corporate governance. They would still be subject to the other provisions of the Sarbanes-Oxley
Act, including Section 302 affirmations of responsibility by responsible CEOs and CFOs. In
addition, companies would still be required to maintain a sufficient system of internal controls to
ensure that financial statements are prepared in conformity with generally accepted accounting
principles. The Committee’s proposal would simply remove the disproportionately expensive
and distracting exercises compelled by Section 404.
The Committee’s proposed exemptions represent an understanding of the unique circumstances
smaller companies face in complying with Section 404, based on a thorough analysis of inputs
by professionals directly engaged in efforts to comply. The recommendations balance the need
to provide investor protection with the desire to ensure that smaller companies continue to have
access to the American capital markets. In addition, smaller companies could decide not to take
advantage of the relief, which would allow the financial markets to determine whether there is a
benefit for smaller companies that decide to comply with Section 404 in its current form.
Meaningful Section 404 action is urgently needed. Many millions of dollars are being drained
annually from the innovative and productive activities of businesses that have merited access to
our public capital markets. If the problems associated with Section 404 are not addressed, it will
negatively impact U.S. competitiveness by hindering the ability of smaller companies to grow
and compete in global markets and by encouraging companies to list on foreign exchanges. This
would negatively impact the U.S. economy as a whole.
We urge the Committee to include in its final report the recommendations relating to internal
control over financial reporting.
AeA is the nation’s largest high-tech trade association, representing nearly 2,500 U.S.-based
technology companies. Membership spans the industry product and service spectrum, from
semiconductors and software to computers, Internet and telecommunications systems and
services. With 18 US offices, and offices in Brussels and Beijing, AeA brings a broad industry

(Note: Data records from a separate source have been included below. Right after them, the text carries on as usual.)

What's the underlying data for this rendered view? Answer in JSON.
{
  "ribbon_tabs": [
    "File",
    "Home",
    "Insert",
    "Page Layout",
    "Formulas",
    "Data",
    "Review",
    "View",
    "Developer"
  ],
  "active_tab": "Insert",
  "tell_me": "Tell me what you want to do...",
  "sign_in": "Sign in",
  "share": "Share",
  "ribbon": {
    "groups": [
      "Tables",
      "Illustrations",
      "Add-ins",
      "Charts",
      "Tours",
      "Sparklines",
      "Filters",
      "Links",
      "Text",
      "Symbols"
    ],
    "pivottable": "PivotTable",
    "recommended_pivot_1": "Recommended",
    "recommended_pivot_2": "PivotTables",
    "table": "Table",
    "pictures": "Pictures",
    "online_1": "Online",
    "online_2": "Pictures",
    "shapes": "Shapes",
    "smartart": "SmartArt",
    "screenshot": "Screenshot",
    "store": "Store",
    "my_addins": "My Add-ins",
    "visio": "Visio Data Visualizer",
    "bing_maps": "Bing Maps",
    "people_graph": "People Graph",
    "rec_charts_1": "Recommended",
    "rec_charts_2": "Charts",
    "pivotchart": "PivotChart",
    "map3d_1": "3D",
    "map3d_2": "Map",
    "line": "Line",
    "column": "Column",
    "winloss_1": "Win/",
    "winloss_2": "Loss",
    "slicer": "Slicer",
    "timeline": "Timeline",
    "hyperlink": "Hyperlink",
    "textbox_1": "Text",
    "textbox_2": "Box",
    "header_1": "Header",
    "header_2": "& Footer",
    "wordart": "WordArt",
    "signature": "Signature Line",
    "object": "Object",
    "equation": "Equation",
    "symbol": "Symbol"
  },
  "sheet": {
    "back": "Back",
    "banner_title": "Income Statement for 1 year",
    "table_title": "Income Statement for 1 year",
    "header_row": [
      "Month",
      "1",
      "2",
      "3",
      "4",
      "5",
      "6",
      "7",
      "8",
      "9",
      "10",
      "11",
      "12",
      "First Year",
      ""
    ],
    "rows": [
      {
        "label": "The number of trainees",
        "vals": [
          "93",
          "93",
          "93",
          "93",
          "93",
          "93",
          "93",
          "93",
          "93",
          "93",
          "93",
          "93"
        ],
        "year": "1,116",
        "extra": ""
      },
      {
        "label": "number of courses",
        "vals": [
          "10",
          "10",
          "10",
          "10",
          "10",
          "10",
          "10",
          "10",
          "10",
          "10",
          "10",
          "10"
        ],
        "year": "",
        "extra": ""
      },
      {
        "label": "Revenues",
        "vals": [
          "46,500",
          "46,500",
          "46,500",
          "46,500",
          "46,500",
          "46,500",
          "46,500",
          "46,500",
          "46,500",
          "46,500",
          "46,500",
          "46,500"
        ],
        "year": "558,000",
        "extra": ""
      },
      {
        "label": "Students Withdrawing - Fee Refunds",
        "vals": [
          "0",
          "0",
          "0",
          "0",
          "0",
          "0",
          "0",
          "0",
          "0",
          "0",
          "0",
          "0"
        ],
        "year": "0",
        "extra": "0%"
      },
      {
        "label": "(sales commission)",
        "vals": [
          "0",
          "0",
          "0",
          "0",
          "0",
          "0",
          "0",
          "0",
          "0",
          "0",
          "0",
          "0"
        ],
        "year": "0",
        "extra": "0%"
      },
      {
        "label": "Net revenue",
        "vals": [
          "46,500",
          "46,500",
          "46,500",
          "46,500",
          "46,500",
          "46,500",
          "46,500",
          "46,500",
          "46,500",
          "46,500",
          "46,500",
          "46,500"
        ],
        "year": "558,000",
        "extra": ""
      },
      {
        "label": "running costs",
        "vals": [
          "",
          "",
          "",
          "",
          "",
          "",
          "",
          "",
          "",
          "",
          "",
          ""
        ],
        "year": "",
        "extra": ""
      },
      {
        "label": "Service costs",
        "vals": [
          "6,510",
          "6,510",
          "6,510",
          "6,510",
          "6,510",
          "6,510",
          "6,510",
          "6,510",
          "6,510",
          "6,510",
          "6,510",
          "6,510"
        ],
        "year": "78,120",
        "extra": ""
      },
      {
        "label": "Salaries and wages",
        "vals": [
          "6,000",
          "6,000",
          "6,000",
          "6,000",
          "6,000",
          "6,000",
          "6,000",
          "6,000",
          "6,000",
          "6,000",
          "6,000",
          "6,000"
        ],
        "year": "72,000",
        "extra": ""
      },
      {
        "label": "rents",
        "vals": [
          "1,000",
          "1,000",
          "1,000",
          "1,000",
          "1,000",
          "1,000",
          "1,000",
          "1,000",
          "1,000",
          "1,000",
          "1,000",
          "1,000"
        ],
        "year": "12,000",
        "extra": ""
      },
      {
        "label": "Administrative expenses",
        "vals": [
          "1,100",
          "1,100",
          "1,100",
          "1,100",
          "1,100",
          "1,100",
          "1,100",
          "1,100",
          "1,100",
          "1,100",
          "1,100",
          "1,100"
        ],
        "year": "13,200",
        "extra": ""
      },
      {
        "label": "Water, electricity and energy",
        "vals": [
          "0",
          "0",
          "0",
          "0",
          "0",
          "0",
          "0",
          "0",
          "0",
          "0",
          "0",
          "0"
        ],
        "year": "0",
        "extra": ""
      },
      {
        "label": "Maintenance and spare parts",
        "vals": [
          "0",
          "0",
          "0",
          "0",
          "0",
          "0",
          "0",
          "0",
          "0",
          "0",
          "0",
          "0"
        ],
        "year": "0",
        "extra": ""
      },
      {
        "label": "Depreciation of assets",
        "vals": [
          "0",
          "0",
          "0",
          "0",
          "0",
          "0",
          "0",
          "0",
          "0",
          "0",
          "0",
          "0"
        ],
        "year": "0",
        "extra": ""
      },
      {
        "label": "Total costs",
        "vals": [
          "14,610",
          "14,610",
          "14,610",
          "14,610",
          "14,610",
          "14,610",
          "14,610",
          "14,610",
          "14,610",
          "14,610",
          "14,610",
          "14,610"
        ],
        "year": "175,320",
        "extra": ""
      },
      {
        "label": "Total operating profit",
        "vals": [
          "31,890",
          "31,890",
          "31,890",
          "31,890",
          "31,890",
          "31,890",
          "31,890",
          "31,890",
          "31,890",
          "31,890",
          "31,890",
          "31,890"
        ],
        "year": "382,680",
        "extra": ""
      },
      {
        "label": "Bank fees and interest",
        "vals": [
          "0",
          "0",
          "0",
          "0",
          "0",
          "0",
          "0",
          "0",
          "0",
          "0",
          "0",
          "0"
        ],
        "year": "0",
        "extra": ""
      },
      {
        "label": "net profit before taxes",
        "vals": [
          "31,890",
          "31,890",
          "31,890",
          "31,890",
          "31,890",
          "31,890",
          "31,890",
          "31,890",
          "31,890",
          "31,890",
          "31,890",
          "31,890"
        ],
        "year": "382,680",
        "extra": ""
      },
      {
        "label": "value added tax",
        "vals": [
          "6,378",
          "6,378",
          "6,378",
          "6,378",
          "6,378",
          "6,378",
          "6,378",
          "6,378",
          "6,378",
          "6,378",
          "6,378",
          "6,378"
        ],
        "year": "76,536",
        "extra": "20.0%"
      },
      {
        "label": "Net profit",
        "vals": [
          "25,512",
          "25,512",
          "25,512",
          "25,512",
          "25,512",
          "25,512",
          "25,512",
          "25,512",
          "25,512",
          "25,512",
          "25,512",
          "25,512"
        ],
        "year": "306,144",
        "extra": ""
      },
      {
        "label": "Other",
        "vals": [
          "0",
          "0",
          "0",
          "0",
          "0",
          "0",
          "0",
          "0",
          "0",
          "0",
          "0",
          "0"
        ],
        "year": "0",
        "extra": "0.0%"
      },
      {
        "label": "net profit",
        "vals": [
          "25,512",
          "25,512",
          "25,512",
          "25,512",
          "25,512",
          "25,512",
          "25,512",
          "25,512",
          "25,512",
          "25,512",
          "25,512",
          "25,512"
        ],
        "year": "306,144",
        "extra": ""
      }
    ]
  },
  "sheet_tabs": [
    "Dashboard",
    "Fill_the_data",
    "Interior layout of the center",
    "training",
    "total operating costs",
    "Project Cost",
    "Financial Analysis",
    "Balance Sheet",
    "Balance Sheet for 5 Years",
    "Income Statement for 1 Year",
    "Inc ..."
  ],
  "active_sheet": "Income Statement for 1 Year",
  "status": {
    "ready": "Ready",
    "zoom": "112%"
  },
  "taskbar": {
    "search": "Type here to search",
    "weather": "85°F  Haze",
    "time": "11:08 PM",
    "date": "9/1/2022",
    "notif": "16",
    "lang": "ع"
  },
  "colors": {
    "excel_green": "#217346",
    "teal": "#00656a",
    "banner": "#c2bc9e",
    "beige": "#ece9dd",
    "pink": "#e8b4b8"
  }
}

and grassroots perspective to the public policy arena. In 1943, David Packard of Hewlett
Packard Corporation founded AeA.
William T. Archey
President & CEO
AeA (American Electronics Association)